In Havana, when you talk movies to a young filmmaker like Adolfo Mena Cejas, you quickly learn he’s already seen most of the pictures that haven’t come out yet, as well as next season’s top miniseries. In Cuba, you don’t wait for pirated films to be released, and you certainly don’t pay to see them — that would inhibit the love affair with Hollywood.
Cuba is supposed to be an isolated nation (“the island time forgot,” says Time magazine) but that’s yesterday’s news, and so are stories about Havana’s backwardness. The city is buzzing with hot new bars and restaurants, and despite six decades of communist-style poverty, I’ve met a lot of smart young Cubans with money to spend. And the film culture reflects it.
“Film schools here are opposed to commercial cinema,” notes Carlos Lechuga, a young filmmaker who nonetheless yearns for commercial success. His new movie “Melaza” won several festival prizes, but has no U.S. distributor. Observes Carlos Alzugaray, an important Cuban diplomat and historian, “We want to be recognized again as part of the world.”

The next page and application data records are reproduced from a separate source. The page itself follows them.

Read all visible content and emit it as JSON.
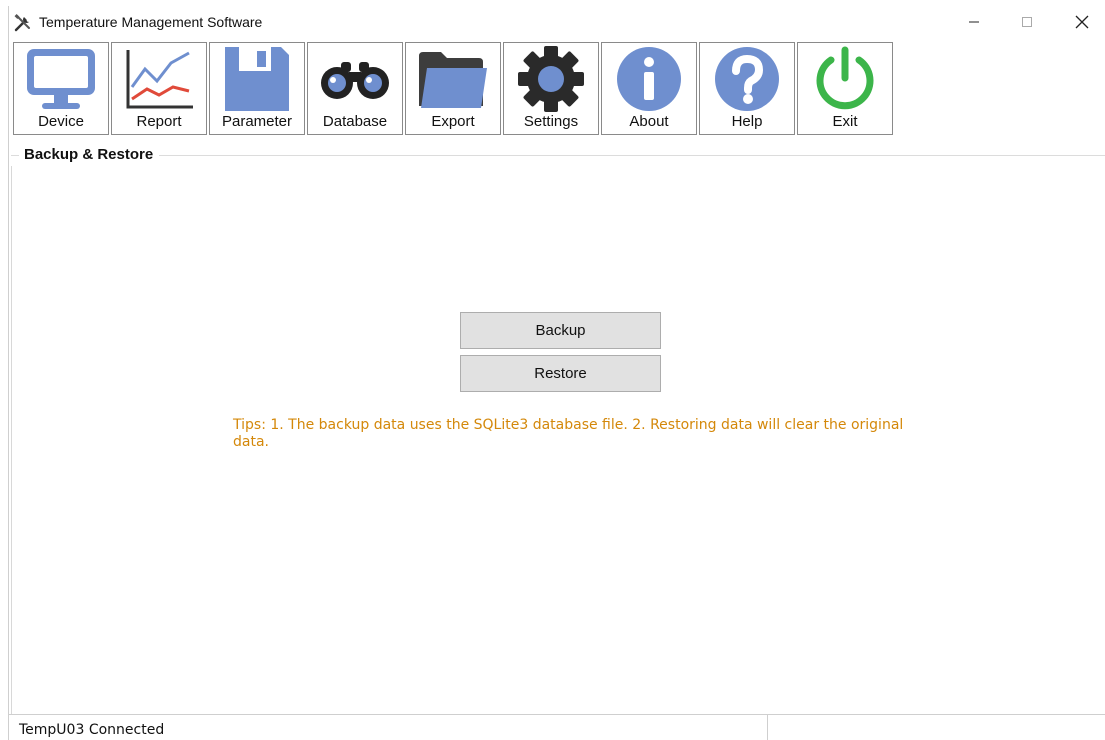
{
  "window": {
    "title": "Temperature Management Software",
    "controls": {
      "minimize": "–",
      "maximize": "☐",
      "close": "✕"
    }
  },
  "toolbar": {
    "items": [
      {
        "label": "Device",
        "icon": "monitor-icon"
      },
      {
        "label": "Report",
        "icon": "line-chart-icon"
      },
      {
        "label": "Parameter",
        "icon": "floppy-disk-icon"
      },
      {
        "label": "Database",
        "icon": "binoculars-icon"
      },
      {
        "label": "Export",
        "icon": "folder-icon"
      },
      {
        "label": "Settings",
        "icon": "gear-icon"
      },
      {
        "label": "About",
        "icon": "info-icon"
      },
      {
        "label": "Help",
        "icon": "question-icon"
      },
      {
        "label": "Exit",
        "icon": "power-icon"
      }
    ]
  },
  "panel": {
    "title": "Backup & Restore",
    "backup_label": "Backup",
    "restore_label": "Restore",
    "tips": "Tips: 1. The backup data uses the SQLite3 database file. 2. Restoring data will clear the original data."
  },
  "statusbar": {
    "text": "TempU03 Connected"
  },
  "colors": {
    "icon_blue": "#6f8fcf",
    "chart_red": "#e04a3a",
    "power_green": "#3cb54a",
    "tips_orange": "#d4880a"
  }
}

To be sure, the Obama administration has taken steps to make that happen, pledging to restore relations between the U.S. and the island nation, but academics and filmmakers realize that the process is going to take time. Big-finned Ford Fairlanes and Plymouths from the ’50s still haunt the streets, but they’re more fun to look at than the new Hondas and BMWs that cramp Los Angeles. Indeed the creaky cars and the crumbling buildings that dot the city combine to create a surreal pop art of poverty.
In visiting with filmmakers and artists here in Havana, I’ve been impressed by their energy and ambition, though life under Fidel Castro has shaped their experience in bizarre ways. Cuban intellectuals like Alzugaray were dispatched to Russia rather than Europe for cultural enrichment. Military service entailed duty in Angola or Ethiopia, not Iraq. Film schools have focused on Japanese or Soviet films, not Hollywood fare.
The bonds between Cuba and America were severed when Castro came to power in the early ’60s, in a blaze of revolutionary fervor, but it’s impossible not to be impressed by some of the achievements of the Castro generation — almost 100% literacy, universal health care, and absence of the guns-and-drug traffic that terrorizes much of the Caribbean (and most of Chicago). Indeed with the buzz of change in the air, Havana is a fun place. People actually talk to one another rather than texting. They also sing and dance. When they want Wi-Fi, they can line up outside a studio run by an artist named Kcho (he’s actually Alexis Leiva Machado) who provides it for free.
In terms of cold economics, to be sure, history will judge Castro and his communist advisers to be major failures. Rather than leveraging East against West for financial gain, they gambled on Russia and lost. Cuba literally starved for years in the early ’90s when Russia turned its back on its island partner. Further, Cuba’s new ally, Venezuela, is fast becoming a gangster state. After a couple of weeks here, however, I feel Cubans deserve better than broken dreams. The exile community in Florida furtively funnels considerable resources to their neighbors to the south, but that doesn’t pay the bills. Filmmakers struggle to assemble their skimpy budgets. Mena managed to extract money from the Norwegians. Producer Claudia Calvino found several friends with extra cash. Says film professor and writer Luis Notario, “We all wish that the government would recognize independent production as legal, and we think it will happen some day.”
Meanwhile, until better times, Cuba’s filmmakers will live off Hollywood’s unintended benevolence — pirated movies awaiting release, and yet-to-be broadcast TV shows.